The fuel would be considered stored in the interim because it is the responsibility of the Department of Energy to find a permanent home for it.
This is at least the third time Issa has been a sponsor or co-sponsor of a bill related to consolidated interim nuclear storage. The Interim Consolidated Storage Acts of 2015 and 2016 died before passing the House.
The bill would give the Secretary of Energy the ability to enact and modify contracts with facilities that are capable and have a permit to store the fuel until the department finds a permanent location.
“Until we can get temporary and—ideally—permanent storage facilities open, nuclear waste will remain on-site more than 120 different sites nationwide,” Issa said. “…(T)he San Onofre Nuclear Generation Station houses more than 3.6 million pounds of nuclear material right on the coast, along a fault line, on one of the largest U.S. military bases, in the heart of one of our most densely populated communities. Allowing it to stay there indefinitely is only asking for trouble.”
Conaway stated in the release that the inability to store the fuel temporarily is the result of an “outdated law and bureaucratic inefficiencies.”
Most of that fuel is currently in cooling tanks or “wet storage.” At various meetings, officials from Southern California Edison, the majority stakeholder in SONGS, said the fuel is most safe when it is stored in casks, or “dry storage.”
Edison has been awarded a permit by the California Coastal Commission to store the fuel on-site at the bluffs near San Onofre State Beach. Edison awarded a contract to Holtec International in 2015 to store the fuel in the casks it manufactures.
“This legislation allows the Department of Energy to cut through the red tape and enter into contracts with these licensed facilities, such as the one in Andrews, ensuring that nuclear waste will be properly stored until a permanent site is established,” Conaway said in the press release.
Calvin Moore, a spokesperson for Issa’s office, said the bill is the same as the past two years, but he said it could have a better chance at moving forward since the discussions about interim storage are growing, and the change in representatives in Congress could help support Issa and Conaway’s bill.
“It’s clear that there’s going to be a few things working in tandem in finding places that want to accept the waste,” Moore said.
Moore said the Department of Energy’s plan to implement a consent-based siting process, which means the facilities would have to consent to storing the fuel rather than being ordered to by the federal government, should also help further the bill’s passage.

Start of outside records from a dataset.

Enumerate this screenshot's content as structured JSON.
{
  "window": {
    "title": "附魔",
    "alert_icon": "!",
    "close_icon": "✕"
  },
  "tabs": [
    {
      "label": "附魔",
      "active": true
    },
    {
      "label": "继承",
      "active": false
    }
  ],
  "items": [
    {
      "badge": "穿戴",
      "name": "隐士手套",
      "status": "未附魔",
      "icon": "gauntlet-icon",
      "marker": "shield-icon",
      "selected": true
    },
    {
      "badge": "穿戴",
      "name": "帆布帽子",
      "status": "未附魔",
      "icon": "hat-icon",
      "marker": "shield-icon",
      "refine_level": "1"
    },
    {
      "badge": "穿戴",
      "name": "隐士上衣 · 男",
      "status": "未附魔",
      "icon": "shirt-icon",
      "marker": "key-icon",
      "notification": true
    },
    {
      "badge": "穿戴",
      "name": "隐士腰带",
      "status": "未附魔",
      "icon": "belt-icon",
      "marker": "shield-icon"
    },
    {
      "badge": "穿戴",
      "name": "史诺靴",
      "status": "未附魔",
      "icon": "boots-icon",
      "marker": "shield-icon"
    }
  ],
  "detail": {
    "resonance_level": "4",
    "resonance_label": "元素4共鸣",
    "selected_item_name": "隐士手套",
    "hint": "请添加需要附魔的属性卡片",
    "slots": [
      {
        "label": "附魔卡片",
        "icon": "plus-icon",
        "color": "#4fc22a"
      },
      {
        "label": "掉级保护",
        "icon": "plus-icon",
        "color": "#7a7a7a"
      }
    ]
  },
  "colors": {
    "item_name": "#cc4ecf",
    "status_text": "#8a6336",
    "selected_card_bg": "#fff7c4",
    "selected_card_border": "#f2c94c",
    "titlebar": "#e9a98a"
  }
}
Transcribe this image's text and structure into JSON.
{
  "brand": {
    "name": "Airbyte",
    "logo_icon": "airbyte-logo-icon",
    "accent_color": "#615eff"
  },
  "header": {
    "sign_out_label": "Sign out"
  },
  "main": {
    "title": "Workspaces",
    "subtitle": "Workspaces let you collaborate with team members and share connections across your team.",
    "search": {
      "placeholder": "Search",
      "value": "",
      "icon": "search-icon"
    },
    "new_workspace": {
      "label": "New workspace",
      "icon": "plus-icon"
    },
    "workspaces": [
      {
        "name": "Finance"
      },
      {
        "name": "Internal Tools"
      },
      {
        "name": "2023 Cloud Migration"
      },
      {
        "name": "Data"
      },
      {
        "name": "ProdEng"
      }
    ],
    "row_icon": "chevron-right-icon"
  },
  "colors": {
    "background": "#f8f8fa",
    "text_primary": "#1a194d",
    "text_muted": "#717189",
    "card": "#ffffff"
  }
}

Southern California Edison sent a statement to the San Clemente Times regarding the bill on Friday morning, Jan. 13.
“Southern California Edison supports efforts to move forward with off-site storage for used nuclear fuel, including proposed sites in New Mexico and Texas that are addressed by the legislation introduced in Congress this week,” the statement read. “The San Onofre Community Engagement Panel, established by SCE to serve as a liaison to the community during decommissioning of San Onofre, has formally asked the California Energy Commission to advocate for interim storage options that expedite removing the used nuclear fuel from San Onofre.”
The Department of Energy is currently accepting comments on its interim storage program.
People may submit their comments to the plan at https://energy.gov/ne/downloads/consent-based-siting-process. The comment period is open until April 14.
The bill does not have a number yet, and it does not yet appear to be entered into the U.S. Congress online database. Moore said it should be available at www.congress.gov in a day or two, but the bill can also be accessed by clicking here: Interim Consolidated Storage Act of 2017 . The next Community Engagement Panel meeting, which is hosted by Southern California Edison, is scheduled for 5:30 p.m. on Feb. 16. Visit www.songscommunity.com for more information.
Article updated 11 a.m. Friday, Jan. 13, to include comments from Southern California Edison.